Mental health refers to how the brain affects people’s ability to think, feel and act. Anything that involves the status of the social, psychological or emotional well-being of an individual is considered part of mental health.
A variety of factors can influence mental health, including a family history of problems, a traumatic experience, a history of abuse as well as other, unexplained factors. When something is wrong with an individual’s mental health, this is known as a mental disorder or mental illness.
A variety of conditions can affect mental health. Millions of Americans have depression, which is a persistent feeling of sadness, fatigue and loss of interest in activities that a person used to enjoy. When anxiety affects someone so badly that it negatively impacts his or her life, this may be an anxiety disorder. Anxiety disorders include post-traumatic stress disorder, obsessive-compulsive disorder and phobias. Bipolar disorder, which is characterized by a series of “high” and “low” emotional states, is another mental illness. There are also personality disorders as well as very serious psychotic disorders like schizophrenia that make up the variety of conditions known as mental illnesses.
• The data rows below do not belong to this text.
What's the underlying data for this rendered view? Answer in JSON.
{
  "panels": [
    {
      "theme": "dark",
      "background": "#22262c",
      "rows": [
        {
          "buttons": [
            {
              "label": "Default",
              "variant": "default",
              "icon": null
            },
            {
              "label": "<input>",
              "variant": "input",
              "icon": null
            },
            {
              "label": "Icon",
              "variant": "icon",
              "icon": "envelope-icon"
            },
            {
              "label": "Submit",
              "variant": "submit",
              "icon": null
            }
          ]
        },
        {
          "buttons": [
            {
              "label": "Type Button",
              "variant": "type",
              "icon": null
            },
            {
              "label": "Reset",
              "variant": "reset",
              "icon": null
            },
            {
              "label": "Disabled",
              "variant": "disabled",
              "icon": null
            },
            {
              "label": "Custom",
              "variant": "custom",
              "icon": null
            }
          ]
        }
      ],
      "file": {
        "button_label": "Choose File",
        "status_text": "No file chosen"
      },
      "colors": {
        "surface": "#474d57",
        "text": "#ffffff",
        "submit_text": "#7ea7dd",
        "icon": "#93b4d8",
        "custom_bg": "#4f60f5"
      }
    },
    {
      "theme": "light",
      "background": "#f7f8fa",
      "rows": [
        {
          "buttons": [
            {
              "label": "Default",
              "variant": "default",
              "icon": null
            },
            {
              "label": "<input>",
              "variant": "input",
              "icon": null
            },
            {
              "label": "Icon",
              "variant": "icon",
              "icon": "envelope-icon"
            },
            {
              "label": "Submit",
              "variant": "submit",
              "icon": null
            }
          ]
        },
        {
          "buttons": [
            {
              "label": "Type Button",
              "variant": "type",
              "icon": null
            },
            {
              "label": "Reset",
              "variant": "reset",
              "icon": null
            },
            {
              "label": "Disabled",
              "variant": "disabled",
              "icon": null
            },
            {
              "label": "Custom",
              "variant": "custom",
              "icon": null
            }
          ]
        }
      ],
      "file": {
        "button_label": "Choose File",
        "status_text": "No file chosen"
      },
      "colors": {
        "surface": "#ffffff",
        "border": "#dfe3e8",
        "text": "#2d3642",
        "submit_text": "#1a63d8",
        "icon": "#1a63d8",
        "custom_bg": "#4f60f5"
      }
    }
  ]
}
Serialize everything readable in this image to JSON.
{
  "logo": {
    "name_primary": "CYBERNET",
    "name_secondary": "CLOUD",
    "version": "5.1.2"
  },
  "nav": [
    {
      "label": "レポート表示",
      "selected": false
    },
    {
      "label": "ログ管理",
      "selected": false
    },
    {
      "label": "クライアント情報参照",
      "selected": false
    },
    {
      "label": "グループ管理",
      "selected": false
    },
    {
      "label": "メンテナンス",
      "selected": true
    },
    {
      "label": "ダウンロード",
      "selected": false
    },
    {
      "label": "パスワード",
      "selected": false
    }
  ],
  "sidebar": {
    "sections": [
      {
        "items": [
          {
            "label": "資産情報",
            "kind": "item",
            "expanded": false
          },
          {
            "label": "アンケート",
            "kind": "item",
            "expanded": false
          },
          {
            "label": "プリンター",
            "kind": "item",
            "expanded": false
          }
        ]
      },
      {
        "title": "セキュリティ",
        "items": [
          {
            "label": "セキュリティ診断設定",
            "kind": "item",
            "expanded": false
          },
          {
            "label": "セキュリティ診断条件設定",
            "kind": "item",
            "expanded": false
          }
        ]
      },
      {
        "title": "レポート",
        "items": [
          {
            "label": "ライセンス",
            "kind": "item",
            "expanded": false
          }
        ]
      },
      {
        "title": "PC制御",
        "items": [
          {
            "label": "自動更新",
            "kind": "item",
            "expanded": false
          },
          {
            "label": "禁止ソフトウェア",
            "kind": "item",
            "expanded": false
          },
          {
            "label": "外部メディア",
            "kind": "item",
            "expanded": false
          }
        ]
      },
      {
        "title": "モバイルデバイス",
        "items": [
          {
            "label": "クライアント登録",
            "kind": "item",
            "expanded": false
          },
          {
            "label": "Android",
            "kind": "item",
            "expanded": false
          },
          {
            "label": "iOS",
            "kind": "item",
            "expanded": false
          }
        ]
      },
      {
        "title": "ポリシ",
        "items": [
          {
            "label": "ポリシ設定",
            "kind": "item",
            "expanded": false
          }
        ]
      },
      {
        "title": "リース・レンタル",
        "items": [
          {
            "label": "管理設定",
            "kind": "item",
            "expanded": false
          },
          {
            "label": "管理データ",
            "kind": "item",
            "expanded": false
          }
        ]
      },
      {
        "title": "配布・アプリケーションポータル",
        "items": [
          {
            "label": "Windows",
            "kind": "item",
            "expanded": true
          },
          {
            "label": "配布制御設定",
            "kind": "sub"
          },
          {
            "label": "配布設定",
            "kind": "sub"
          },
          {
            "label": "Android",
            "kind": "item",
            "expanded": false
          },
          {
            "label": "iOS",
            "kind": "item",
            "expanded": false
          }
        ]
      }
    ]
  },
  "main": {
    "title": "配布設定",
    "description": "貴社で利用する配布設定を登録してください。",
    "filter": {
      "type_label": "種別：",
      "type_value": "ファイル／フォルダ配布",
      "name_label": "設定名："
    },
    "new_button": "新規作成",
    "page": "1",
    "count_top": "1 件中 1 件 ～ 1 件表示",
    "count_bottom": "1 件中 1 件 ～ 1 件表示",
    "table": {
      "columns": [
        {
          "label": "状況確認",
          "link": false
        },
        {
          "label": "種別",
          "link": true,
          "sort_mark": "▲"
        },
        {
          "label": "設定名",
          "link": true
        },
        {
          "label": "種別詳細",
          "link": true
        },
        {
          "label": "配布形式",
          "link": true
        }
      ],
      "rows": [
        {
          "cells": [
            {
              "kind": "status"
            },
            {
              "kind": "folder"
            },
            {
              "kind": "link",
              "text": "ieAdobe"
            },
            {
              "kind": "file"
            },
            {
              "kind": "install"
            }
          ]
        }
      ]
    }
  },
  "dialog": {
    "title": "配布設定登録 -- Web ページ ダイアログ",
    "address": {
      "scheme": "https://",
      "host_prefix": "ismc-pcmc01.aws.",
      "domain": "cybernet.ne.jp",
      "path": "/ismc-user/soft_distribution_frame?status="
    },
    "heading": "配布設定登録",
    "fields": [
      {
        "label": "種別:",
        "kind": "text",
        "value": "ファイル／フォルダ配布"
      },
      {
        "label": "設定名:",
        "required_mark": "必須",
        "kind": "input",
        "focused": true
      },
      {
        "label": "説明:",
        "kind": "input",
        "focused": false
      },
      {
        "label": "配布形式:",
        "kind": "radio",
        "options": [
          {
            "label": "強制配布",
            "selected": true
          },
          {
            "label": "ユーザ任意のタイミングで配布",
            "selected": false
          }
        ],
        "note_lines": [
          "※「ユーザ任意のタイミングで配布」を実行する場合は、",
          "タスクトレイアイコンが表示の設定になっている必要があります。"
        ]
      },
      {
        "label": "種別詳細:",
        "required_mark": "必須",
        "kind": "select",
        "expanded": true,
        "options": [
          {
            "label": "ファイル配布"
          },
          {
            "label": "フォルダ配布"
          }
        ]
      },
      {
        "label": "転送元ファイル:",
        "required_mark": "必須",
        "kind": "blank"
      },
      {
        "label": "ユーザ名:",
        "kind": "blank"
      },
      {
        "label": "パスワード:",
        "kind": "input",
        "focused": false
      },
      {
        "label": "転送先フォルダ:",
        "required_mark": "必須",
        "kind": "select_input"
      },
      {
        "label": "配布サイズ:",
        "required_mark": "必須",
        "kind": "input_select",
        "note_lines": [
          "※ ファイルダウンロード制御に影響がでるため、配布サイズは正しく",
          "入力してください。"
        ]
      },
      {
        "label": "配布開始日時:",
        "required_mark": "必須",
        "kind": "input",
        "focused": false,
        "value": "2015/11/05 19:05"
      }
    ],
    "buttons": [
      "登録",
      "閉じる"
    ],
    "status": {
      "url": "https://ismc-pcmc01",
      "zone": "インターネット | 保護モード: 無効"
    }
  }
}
Mental disorders can range greatly in severity, even within a specific mental illness. For example, some people have depression that is much more severe than that experienced by others. Almost everyone with a mental illness, however, can benefit at least partially from some form of treatment. Usually a combination of medications and counseling are needed to treat people with a mental illness. Some individuals with mental illness are able to completely overcome their disorders, whereas others need lifelong treatment in order to function as best they can in society.
SOURCES: U.S. National Library of Medicine